═══ DATA FOR REVIEW

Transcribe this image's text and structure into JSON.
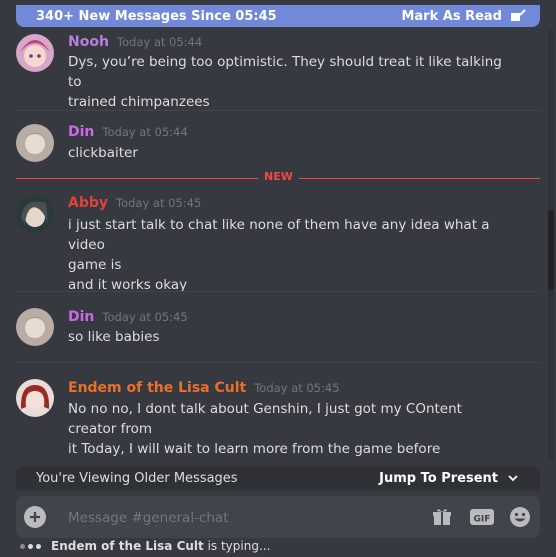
{
  "banner": {
    "text": "340+ New Messages Since 05:45",
    "action": "Mark As Read"
  },
  "messages": [
    {
      "author": "Nooh",
      "color": "#b97fe0",
      "time": "Today at 05:44",
      "lines": [
        "Dys, you’re being too optimistic. They should treat it like talking to",
        "trained chimpanzees"
      ]
    },
    {
      "author": "Din",
      "color": "#c86be0",
      "time": "Today at 05:44",
      "lines": [
        "clickbaiter"
      ]
    },
    {
      "author": "Abby",
      "color": "#e0423a",
      "time": "Today at 05:45",
      "lines": [
        "i just start talk to chat like none of them have any idea what a video",
        "game is",
        "and it works okay"
      ]
    },
    {
      "author": "Din",
      "color": "#c86be0",
      "time": "Today at 05:45",
      "lines": [
        "so like babies"
      ]
    },
    {
      "author": "Endem of the Lisa Cult",
      "color": "#e8702a",
      "time": "Today at 05:45",
      "lines": [
        "No no no, I dont talk about Genshin, I just got my COntent creator from",
        "it Today, I will wait to learn more from the game before"
      ]
    }
  ],
  "new_divider": "NEW",
  "older_bar": {
    "text": "You're Viewing Older Messages",
    "action": "Jump To Present"
  },
  "composer": {
    "placeholder": "Message #general-chat",
    "value": ""
  },
  "typing": {
    "user": "Endem of the Lisa Cult",
    "suffix": " is typing..."
  }
}
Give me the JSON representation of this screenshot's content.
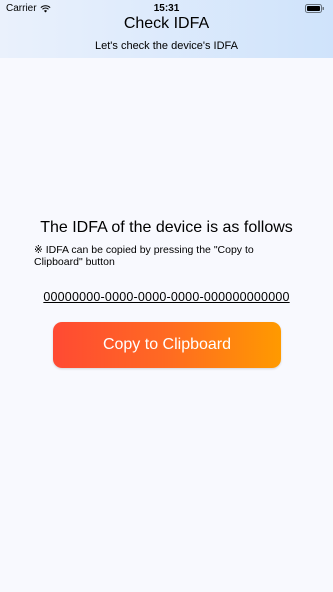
{
  "status_bar": {
    "carrier": "Carrier",
    "wifi_icon": "wifi-icon",
    "time": "15:31",
    "battery_icon": "battery-icon"
  },
  "header": {
    "title": "Check IDFA",
    "subtitle": "Let's check the device's IDFA",
    "gradient_start": "#eaf1fc",
    "gradient_end": "#cfe3fb"
  },
  "main": {
    "heading": "The IDFA of the device is as follows",
    "note": "※ IDFA can be copied by pressing the \"Copy to Clipboard\" button",
    "idfa": "00000000-0000-0000-0000-000000000000",
    "copy_button_label": "Copy to Clipboard",
    "button_colors": [
      "#ff4a33",
      "#ff9a00"
    ]
  }
}
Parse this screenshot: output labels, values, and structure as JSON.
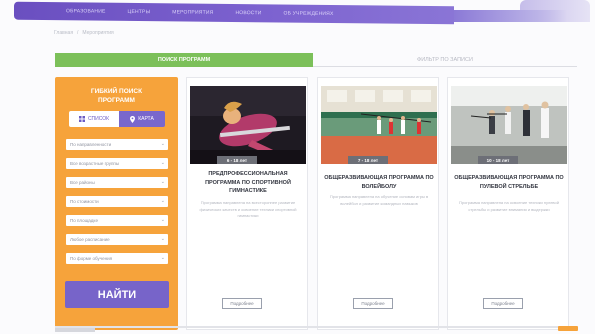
{
  "nav": {
    "items": [
      "ОБРАЗОВАНИЕ",
      "ЦЕНТРЫ",
      "МЕРОПРИЯТИЯ",
      "НОВОСТИ",
      "ОБ УЧРЕЖДЕНИЯХ"
    ],
    "accent": "#7357c6"
  },
  "breadcrumb": [
    "Главная",
    "/",
    "Мероприятия"
  ],
  "tabs": {
    "active": "ПОИСК ПРОГРАММ",
    "inactive": "ФИЛЬТР ПО ЗАПИСИ"
  },
  "search": {
    "title_line1": "ГИБКИЙ ПОИСК",
    "title_line2": "ПРОГРАММ",
    "mode_list": "СПИСОК",
    "mode_map": "КАРТА",
    "selects": [
      "По направленности",
      "Все возрастные группы",
      "Все районы",
      "По стоимости",
      "По площадке",
      "Любое расписание",
      "По форме обучения"
    ],
    "find_label": "НАЙТИ",
    "panel_color": "#f6a33b",
    "button_color": "#7764c9"
  },
  "cards": [
    {
      "date": "6 - 18 лет",
      "title": "ПРЕДПРОФЕССИОНАЛЬНАЯ ПРОГРАММА ПО СПОРТИВНОЙ ГИМНАСТИКЕ",
      "desc": "Программа направлена на всестороннее развитие физических качеств и освоение техники спортивной гимнастики",
      "button": "Подробнее",
      "image": "gymnast-photo"
    },
    {
      "date": "7 - 18 лет",
      "title": "ОБЩЕРАЗВИВАЮЩАЯ ПРОГРАММА ПО ВОЛЕЙБОЛУ",
      "desc": "Программа направлена на обучение основам игры в волейбол и развитие командных навыков",
      "button": "Подробнее",
      "image": "volleyball-photo"
    },
    {
      "date": "10 - 18 лет",
      "title": "ОБЩЕРАЗВИВАЮЩАЯ ПРОГРАММА ПО ПУЛЕВОЙ СТРЕЛЬБЕ",
      "desc": "Программа направлена на освоение техники пулевой стрельбы и развитие внимания и выдержки",
      "button": "Подробнее",
      "image": "shooting-range-photo"
    }
  ],
  "colors": {
    "green_tab": "#7cc05a",
    "date_badge": "#6d6f77"
  }
}
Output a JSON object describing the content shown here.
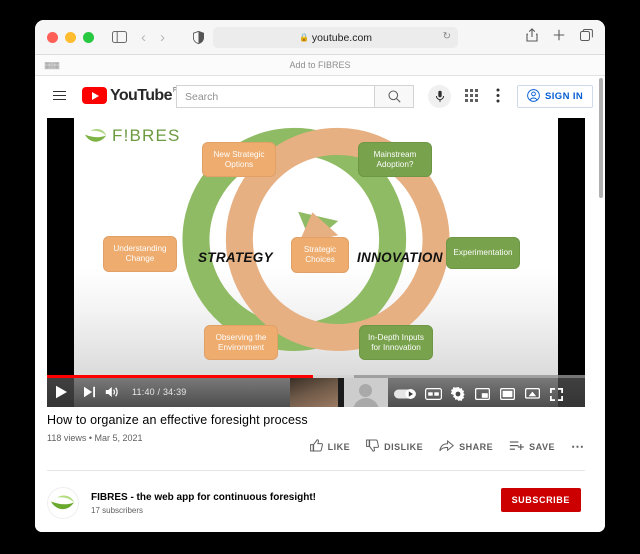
{
  "browser": {
    "traffic_lights": [
      "close",
      "minimize",
      "maximize"
    ],
    "sidebar_icon": "sidebar-icon",
    "back_icon": "chevron-left-icon",
    "forward_icon": "chevron-right-icon",
    "shield_icon": "privacy-shield-icon",
    "url": "youtube.com",
    "lock_icon": "lock-icon",
    "reload_icon": "reload-icon",
    "share_icon": "share-icon",
    "new_tab_icon": "plus-icon",
    "tabs_icon": "tab-overview-icon",
    "bookmarks": {
      "grid_icon": "bookmarks-grid-icon",
      "item_label": "Add to FIBRES"
    }
  },
  "youtube": {
    "menu_icon": "hamburger-menu-icon",
    "logo_word": "YouTube",
    "logo_country": "FI",
    "search": {
      "placeholder": "Search",
      "value": "",
      "search_icon": "search-icon",
      "mic_icon": "microphone-icon"
    },
    "apps_icon": "apps-grid-icon",
    "kebab_icon": "more-vertical-icon",
    "signin_label": "SIGN IN",
    "signin_icon": "account-circle-icon"
  },
  "player": {
    "play_icon": "play-icon",
    "next_icon": "next-track-icon",
    "volume_icon": "volume-icon",
    "time_current": "11:40",
    "time_total": "34:39",
    "time_display": "11:40 / 34:39",
    "progress_played_percent": 49.5,
    "progress_loaded_percent": 57,
    "autoplay_icon": "autoplay-toggle-icon",
    "cc_icon": "closed-captions-icon",
    "settings_icon": "gear-icon",
    "miniplayer_icon": "miniplayer-icon",
    "theater_icon": "theater-mode-icon",
    "cast_icon": "cast-icon",
    "fullscreen_icon": "fullscreen-icon"
  },
  "slide": {
    "logo_text": "F!BRES",
    "logo_icon": "fibres-leaf-icon",
    "center_left_label": "STRATEGY",
    "center_right_label": "INNOVATION",
    "colors": {
      "green": "#78a24c",
      "green_ring": "#8fbb64",
      "orange": "#eeac6e",
      "orange_ring": "#e7b083"
    },
    "nodes": [
      {
        "id": "new-strategic-options",
        "label": "New Strategic Options",
        "color": "orange"
      },
      {
        "id": "understanding-change",
        "label": "Understanding Change",
        "color": "orange"
      },
      {
        "id": "strategic-choices",
        "label": "Strategic Choices",
        "color": "orange"
      },
      {
        "id": "observing-the-environment",
        "label": "Observing the Environment",
        "color": "orange"
      },
      {
        "id": "mainstream-adoption",
        "label": "Mainstream Adoption?",
        "color": "green"
      },
      {
        "id": "experimentation",
        "label": "Experimentation",
        "color": "green"
      },
      {
        "id": "in-depth-inputs-for-innovation",
        "label": "In-Depth Inputs for Innovation",
        "color": "green"
      }
    ]
  },
  "video": {
    "title": "How to organize an effective foresight process",
    "views": "118 views",
    "date": "Mar 5, 2021",
    "meta_line": "118 views • Mar 5, 2021",
    "actions": [
      {
        "id": "like",
        "label": "LIKE",
        "icon": "thumbs-up-icon"
      },
      {
        "id": "dislike",
        "label": "DISLIKE",
        "icon": "thumbs-down-icon"
      },
      {
        "id": "share",
        "label": "SHARE",
        "icon": "share-arrow-icon"
      },
      {
        "id": "save",
        "label": "SAVE",
        "icon": "save-playlist-icon"
      }
    ],
    "more_actions_icon": "ellipsis-icon"
  },
  "channel": {
    "avatar_icon": "fibres-leaf-avatar",
    "name": "FIBRES - the web app for continuous foresight!",
    "subscribers": "17 subscribers",
    "subscribe_label": "SUBSCRIBE",
    "subscribe_color": "#cc0000"
  }
}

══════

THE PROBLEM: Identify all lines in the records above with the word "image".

EXPECTED ANSWER:
Transcribe this image's text and structure into JSON.
      "image": "gymnast-photo"
      "image": "volleyball-photo"
      "image": "shooting-range-photo"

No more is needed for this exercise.